Background. Local progression of advanced gastric cancer often manifests as bleeding, dysphagia/obstruction, or pain. We evaluated the magnitude and durability of palliation with radiotherapy (RT). Material and methods. From 1996 to 2004, 37 gastric cancer patients were treated with palliative RT (median dose 35Gy in 14 fractions). Nearly two-thirds of all patients received concurrent chemoradiation therapy (CRT). Index pre-treatment symptoms were gastric bleeding, dysphagia/obstruction, and pain in 54%, 43%, and 19% of patients, respectively. Results. The rates of control for bleeding, dysphagia/obstruction, and pain were 70% (14/20), 81% (13/16), and 86% (6/7), respectively. These symptoms were controlled without additional interventions for a median of 70%, 81%, and 49% of the patient's remaining life, respectively. Patients receiving CRT had a trend towards better median overall survival than those receiving RT alone (6.7 vs. 2.4 months, p=0.08). Lower (<41 Gy) biologically effective dose (BED, assuming an alpha/beta ratio of 10 for early responding tissues) predicted for poorer local control (6-month local control 70% vs. 100%, p=0.05) while T4 tumors had a trend towards inferior local control (6-month LC 56% vs. 100%, p=0.06). Discussion. Palliative RT controls symptoms for most of the remaining life in the majority of gastric cancer patients. The role of a higher dose of RT (BED ≥41 Gy), especially in patients with T4 tumors, remains to be established. In order to accurately define the role for radiotherapy in palliation of these symptoms, prospective randomized studies need to be conducted.
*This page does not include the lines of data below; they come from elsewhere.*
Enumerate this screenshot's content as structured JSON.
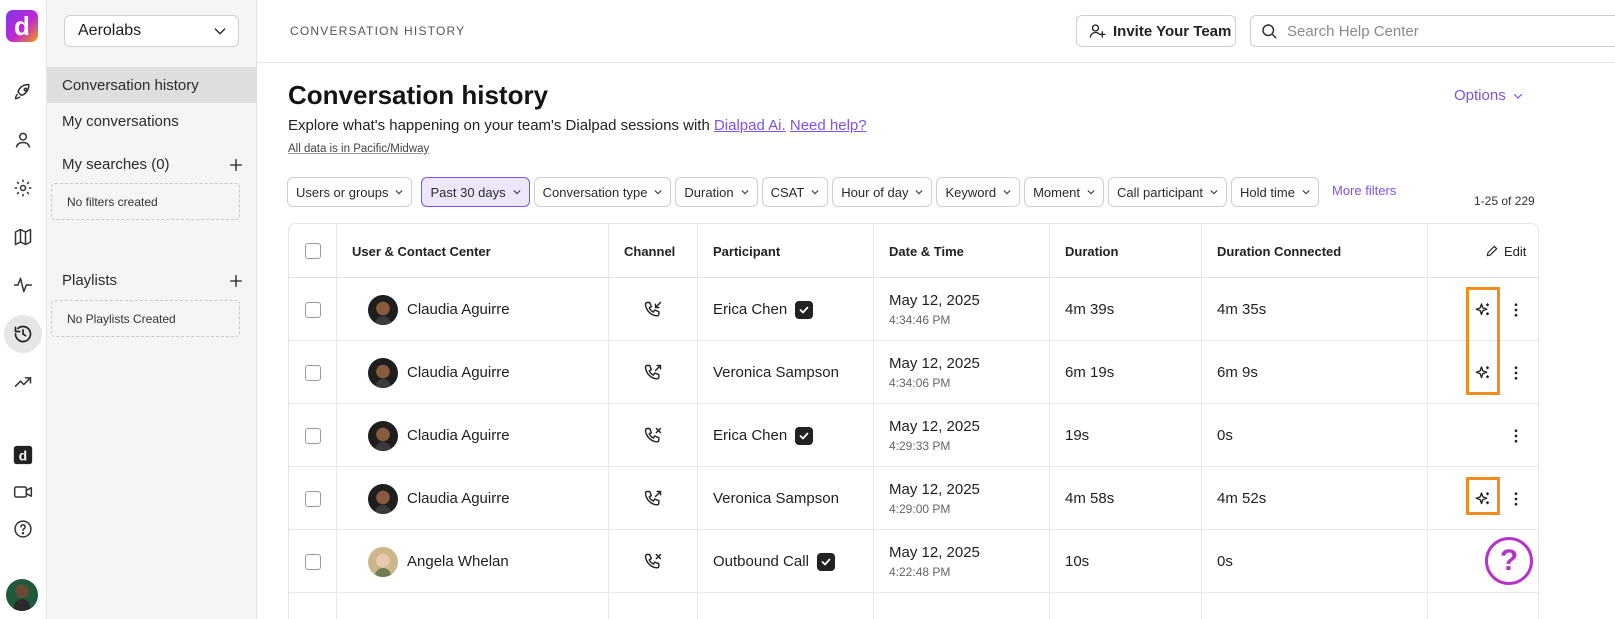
{
  "rail": {
    "logo_letter": "d",
    "icons": [
      "rocket-icon",
      "person-icon",
      "gear-icon",
      "map-icon",
      "activity-icon",
      "history-icon",
      "trending-up-icon",
      "dialpad-app-icon",
      "video-icon",
      "help-circle-icon"
    ],
    "active_icon": "history-icon"
  },
  "sidebar": {
    "org_name": "Aerolabs",
    "items": [
      {
        "label": "Conversation history",
        "selected": true
      },
      {
        "label": "My conversations",
        "selected": false
      }
    ],
    "searches_title": "My searches (0)",
    "searches_empty": "No filters created",
    "playlists_title": "Playlists",
    "playlists_empty": "No Playlists Created"
  },
  "topbar": {
    "breadcrumb": "CONVERSATION HISTORY",
    "invite_label": "Invite Your Team",
    "search_placeholder": "Search Help Center"
  },
  "page": {
    "title": "Conversation history",
    "options_label": "Options",
    "subtitle_text": "Explore what's happening on your team's Dialpad sessions with ",
    "subtitle_link1": "Dialpad Ai.",
    "subtitle_link2": "Need help?",
    "timezone_note": "All data is in Pacific/Midway"
  },
  "filters": {
    "chips": [
      "Users or groups",
      "Past 30 days",
      "Conversation type",
      "Duration",
      "CSAT",
      "Hour of day",
      "Keyword",
      "Moment",
      "Call participant",
      "Hold time"
    ],
    "active_chip": "Past 30 days",
    "more_filters_label": "More filters",
    "result_count": "1-25 of 229"
  },
  "table": {
    "columns": [
      "User & Contact Center",
      "Channel",
      "Participant",
      "Date & Time",
      "Duration",
      "Duration Connected"
    ],
    "edit_label": "Edit",
    "rows": [
      {
        "user": "Claudia Aguirre",
        "avatar": "claudia",
        "channel_icon": "inbound-call-icon",
        "participant": "Erica Chen",
        "verified": true,
        "date": "May 12, 2025",
        "time": "4:34:46 PM",
        "duration": "4m 39s",
        "connected": "4m 35s",
        "ai": true
      },
      {
        "user": "Claudia Aguirre",
        "avatar": "claudia",
        "channel_icon": "outbound-call-icon",
        "participant": "Veronica Sampson",
        "verified": false,
        "date": "May 12, 2025",
        "time": "4:34:06 PM",
        "duration": "6m 19s",
        "connected": "6m 9s",
        "ai": true
      },
      {
        "user": "Claudia Aguirre",
        "avatar": "claudia",
        "channel_icon": "missed-call-icon",
        "participant": "Erica Chen",
        "verified": true,
        "date": "May 12, 2025",
        "time": "4:29:33 PM",
        "duration": "19s",
        "connected": "0s",
        "ai": false
      },
      {
        "user": "Claudia Aguirre",
        "avatar": "claudia",
        "channel_icon": "outbound-call-icon",
        "participant": "Veronica Sampson",
        "verified": false,
        "date": "May 12, 2025",
        "time": "4:29:00 PM",
        "duration": "4m 58s",
        "connected": "4m 52s",
        "ai": true
      },
      {
        "user": "Angela Whelan",
        "avatar": "angela",
        "channel_icon": "missed-call-icon",
        "participant": "Outbound Call",
        "verified": true,
        "date": "May 12, 2025",
        "time": "4:22:48 PM",
        "duration": "10s",
        "connected": "0s",
        "ai": false
      }
    ]
  },
  "help_fab": {
    "glyph": "?"
  },
  "colors": {
    "accent": "#7c52e8",
    "highlight": "#f28c1c",
    "fab": "#b433c8"
  }
}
ASJC Scopus subject areas
- Radiology Nuclear Medicine and imaging